Although he could put on muscle faster than anyone else in the pre-steroids era, Hercules was a weak multi-tasker. That's why Hera sent the multi-headed Hydra to defeat him. Beset by multiple challenges at once, Hercules would surely fail.
Developers, for all our coding prowess, are similarly hobbled. We work best when we can focus on the task at hand: creating awesome Drupal applications. However, every day we're faced with a multitude of distractions preventing the planning and coding necessary for a successful project.
Three Rules to Reduce Complexity
When starting Kalamuna, my co-founders and I knew that eliminating the unknown variables in creating Drupal websites was essential to making our jobs more fun and extending our clients' budgets.

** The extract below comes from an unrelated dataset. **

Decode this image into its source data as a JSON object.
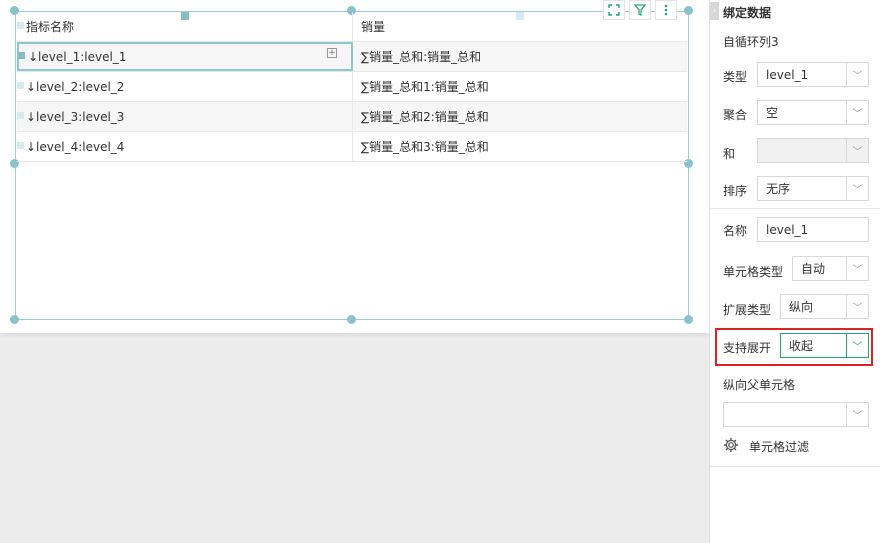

To that end, we set three goals to reduce the complexity of our development workflow:
- Developers must use a standardized local development platform.
- Deployment (moving code between local, staging, and production environments) must be automated.

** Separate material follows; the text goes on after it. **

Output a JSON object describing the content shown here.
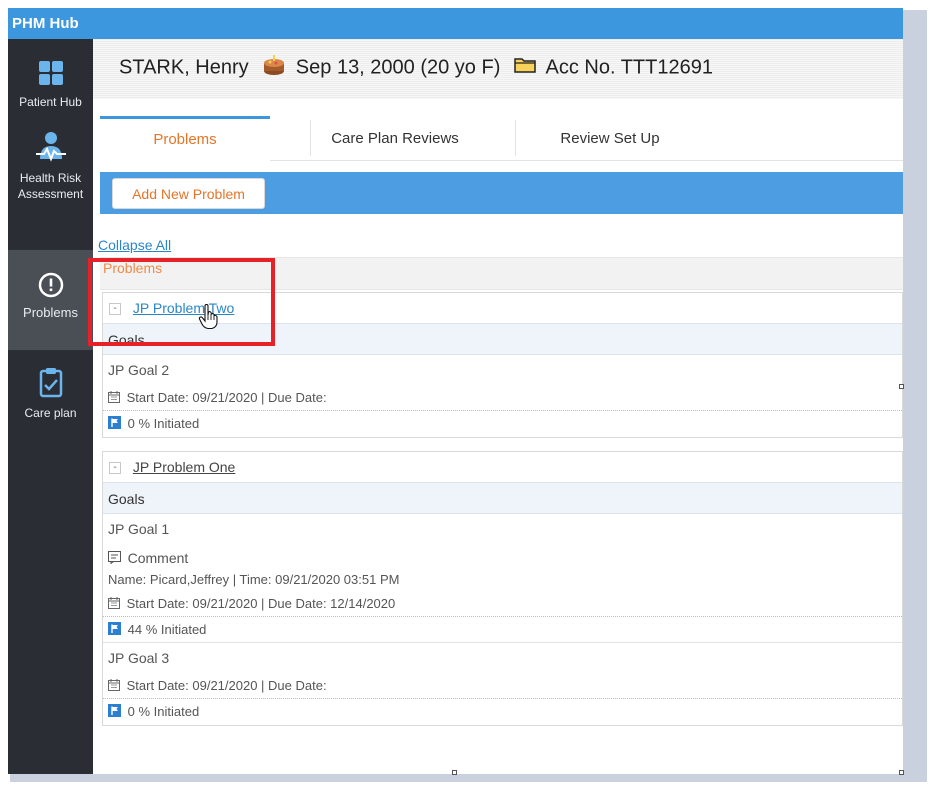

- Development must be transparent to site owners and team members alike.
For those project owners and developers who think that working with large numbers of developers and concurrent feature development is a heroic feat, I'd like to talk about how we learned to ride the Hydra (heavy-metal album-art style) by using Pantheon and our local development environment, Kalabox.
Kalabox: Local Development, Remote Deployment
Developing locally on your personal computer has become a best practice because it is fast, reliable (look ma, no internet!), and inexpensive. However, pulling down entire sites and configuring them to run on your machine can take precious development time away from projects. Start working on multiple projects and you'll find developers juggling databases and configuring their laptops instead of defeating bugs like good Grecian heroes.
Pull Down Sites From Pantheon With Kalabox
To simplify the problem, we've taught our computers, through the power of Kalabox, to juggle for us. With a simple command, Kalabox can suck up your Pantheon site. Minutes after receiving access to your project on Pantheon, a new developer can visit her laptop and start editing the code. Because Kalabox was made to resemble Pantheon's production environments, we're not surprised by how our code operates when it goes Live.
By using Kalabox, we acheived our first and second goals, reducing developer warm-up time with a standardized development environment that can be quickly populated with sites from Pantheon. We’re spreading the love around by releasing Kalabox to select testers, so let us know if you'd like to see how it can speed your development workflow.
Pantheon Multidev: Transparency and Collaboration
Kalabox allows us to quickly download sites and have consistency between our environments, but Pantheon is where we show our teammates, clients, and (when everything is shiny) users, the magic we've been working on. We chose Pantheon as our preferred hosting service because it helped fulfill our second and third goals: automating deployment and making development more transparent. The new Multidev feature allows us to expose even more of our development process to project participants.
Multidev Eliminates “Dark Matter” From Projects
Take the example of back-end code refactoring. This type of work is the dark matter of large, long-term projects: it takes up lots of time, it's largely invisible and hides on a developer's laptop until the time comes to integrate it with the main branch of development. Naturally this tends to scare project owners hoping for quick, tangible results.
Multidev exposes this refactoring by creating a new environment on Pantheon with our refactored code and an independent database. Project owners and teammates can now test changes on a working site, distinct from the Dev/Test/Live environments where regular development is still occuring. This type of transparency helps us collaborate more closely with all project participants, making sure that deployments are seamless and our code refactoring is solving real client needs, not simply shuffling around files.
Fight One Vicious Reptile, Not Three
Hercules was doomed to defeat until he found that, when cauterized, the Hydra's heads couldn't regenerate. By reducing the Hydra to a single head, Hercules defeated the pesky snake.
By using Kalabox and Pantheon in our development workflow, we've managed to reduce extraneous developer busy work. Deployment automation with Kalabox and Pantheon prevents us from continuously moving websites from server to laptop, while Multidev makes development transparent to clients. Instead of fighting each head of the Hydra, we simplify our workflow to focus on creating great projects with our team.